- Listed records
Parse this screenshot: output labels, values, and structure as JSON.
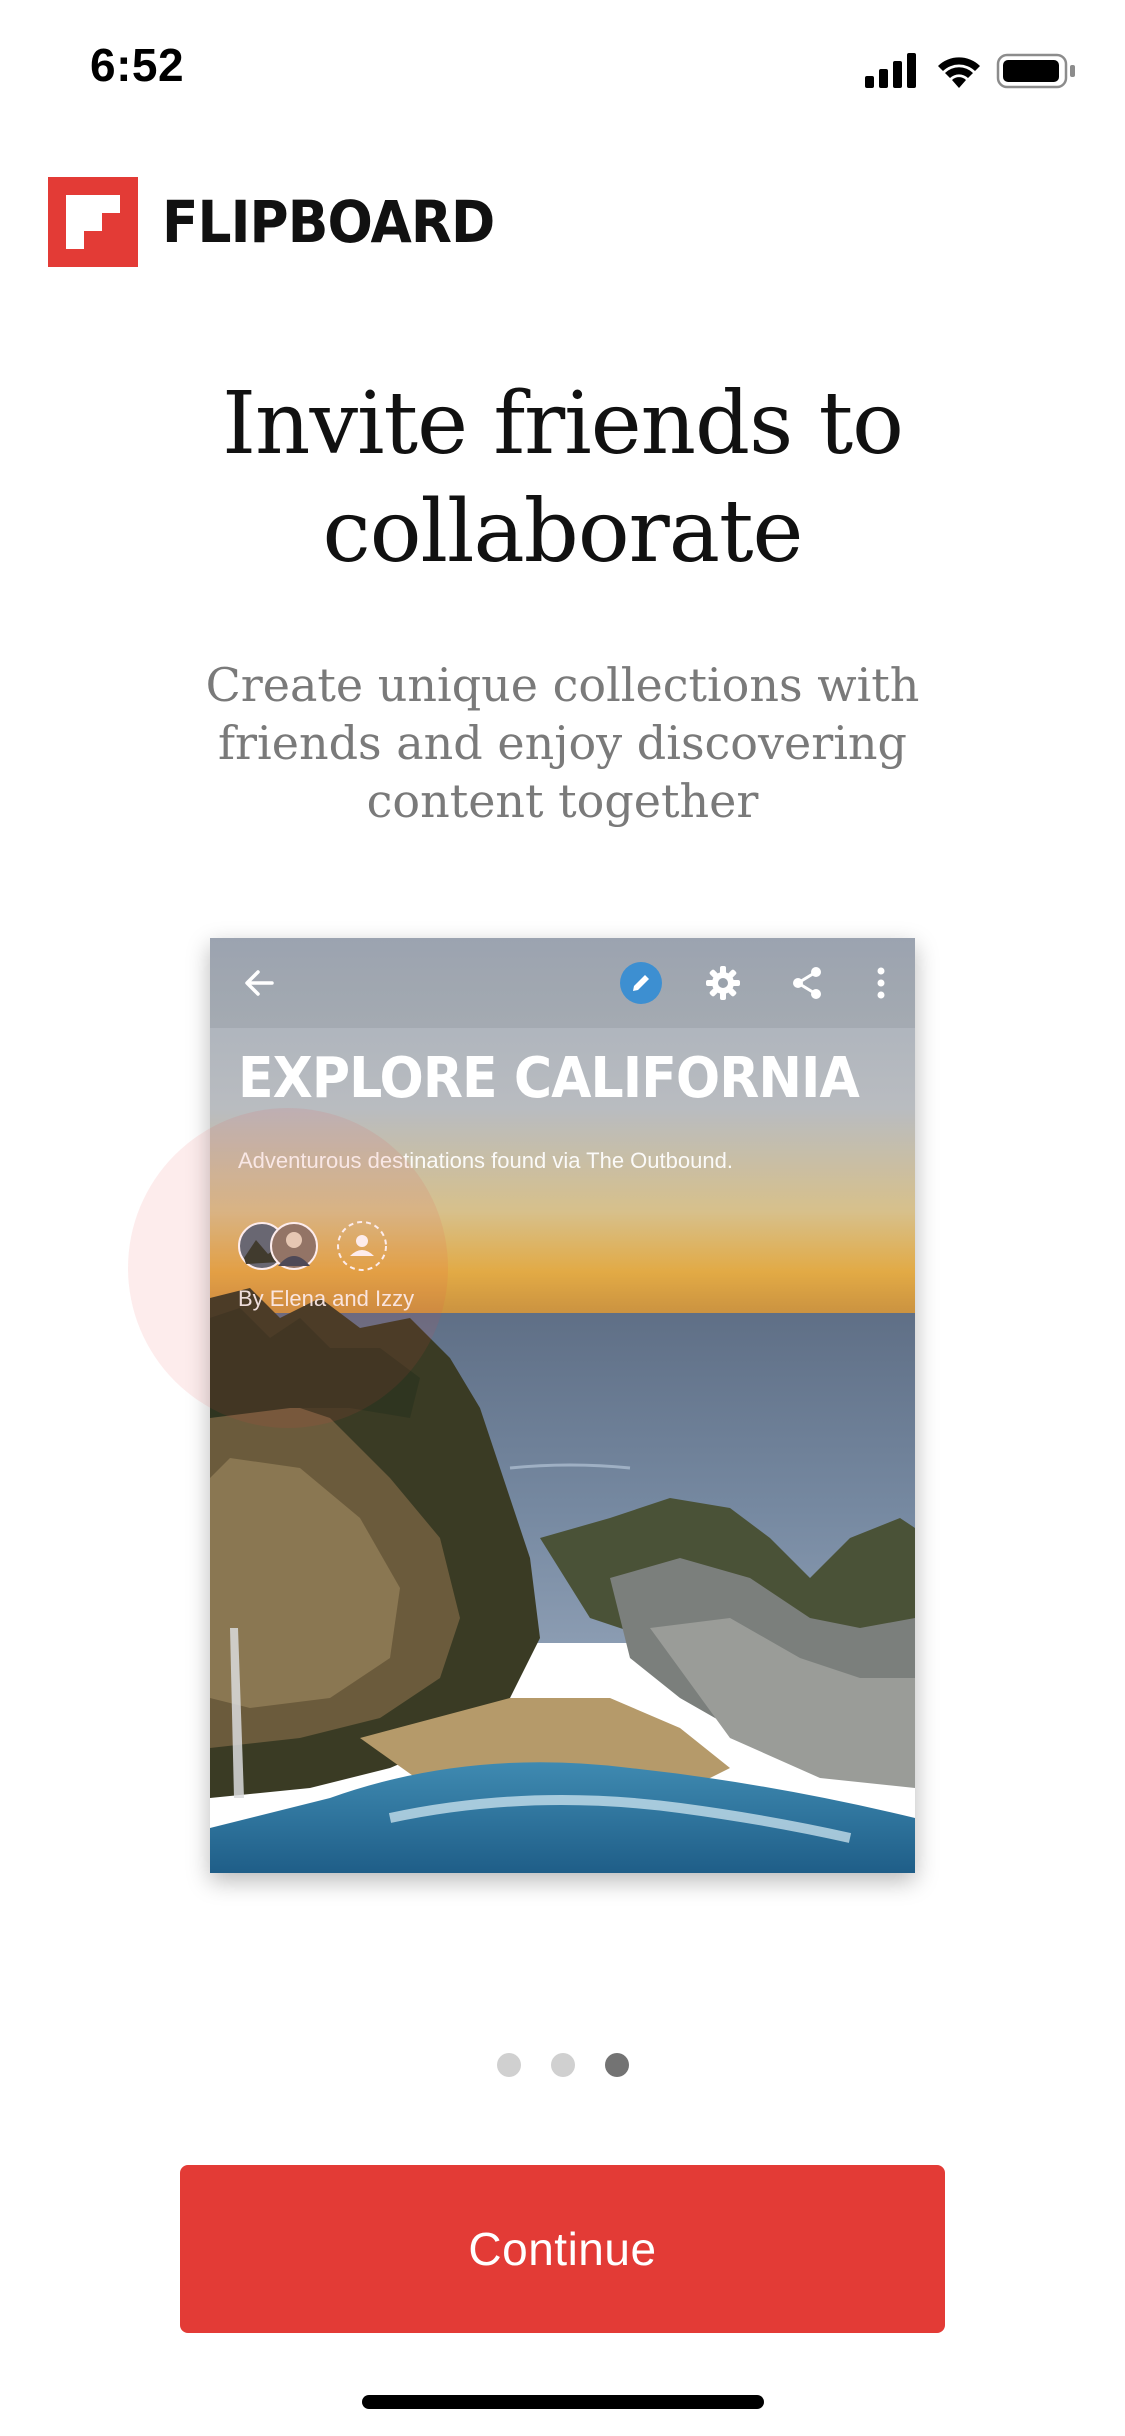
{
  "status_bar": {
    "time": "6:52",
    "icons": [
      "cellular-signal-icon",
      "wifi-icon",
      "battery-icon"
    ]
  },
  "brand": {
    "name": "FLIPBOARD",
    "color": "#e33b36"
  },
  "onboarding": {
    "title_lines": [
      "Invite friends to",
      "collaborate"
    ],
    "subtitle_lines": [
      "Create unique collections with",
      "friends and enjoy discovering",
      "content together"
    ]
  },
  "preview": {
    "title": "EXPLORE CALIFORNIA",
    "description": "Adventurous destinations found via The Outbound.",
    "byline": "By Elena and Izzy",
    "toolbar_icons": [
      "back-arrow-icon",
      "edit-pencil-icon",
      "gear-icon",
      "share-icon",
      "more-vertical-icon"
    ],
    "edit_accent": "#3d8fd1"
  },
  "pager": {
    "pages": 3,
    "active_index": 2
  },
  "actions": {
    "continue_label": "Continue",
    "continue_color": "#e33b36"
  }
}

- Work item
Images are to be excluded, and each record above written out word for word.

- Exercise output
Parse this screenshot: output labels, values, and structure as JSON.
{
  "status_bar": {
    "time": "6:52",
    "icons": [
      "cellular-signal-icon",
      "wifi-icon",
      "battery-icon"
    ]
  },
  "brand": {
    "name": "FLIPBOARD",
    "color": "#e33b36"
  },
  "onboarding": {
    "title_lines": [
      "Invite friends to",
      "collaborate"
    ],
    "subtitle_lines": [
      "Create unique collections with",
      "friends and enjoy discovering",
      "content together"
    ]
  },
  "preview": {
    "title": "EXPLORE CALIFORNIA",
    "description": "Adventurous destinations found via The Outbound.",
    "byline": "By Elena and Izzy",
    "toolbar_icons": [
      "back-arrow-icon",
      "edit-pencil-icon",
      "gear-icon",
      "share-icon",
      "more-vertical-icon"
    ],
    "edit_accent": "#3d8fd1"
  },
  "pager": {
    "pages": 3,
    "active_index": 2
  },
  "actions": {
    "continue_label": "Continue",
    "continue_color": "#e33b36"
  }
}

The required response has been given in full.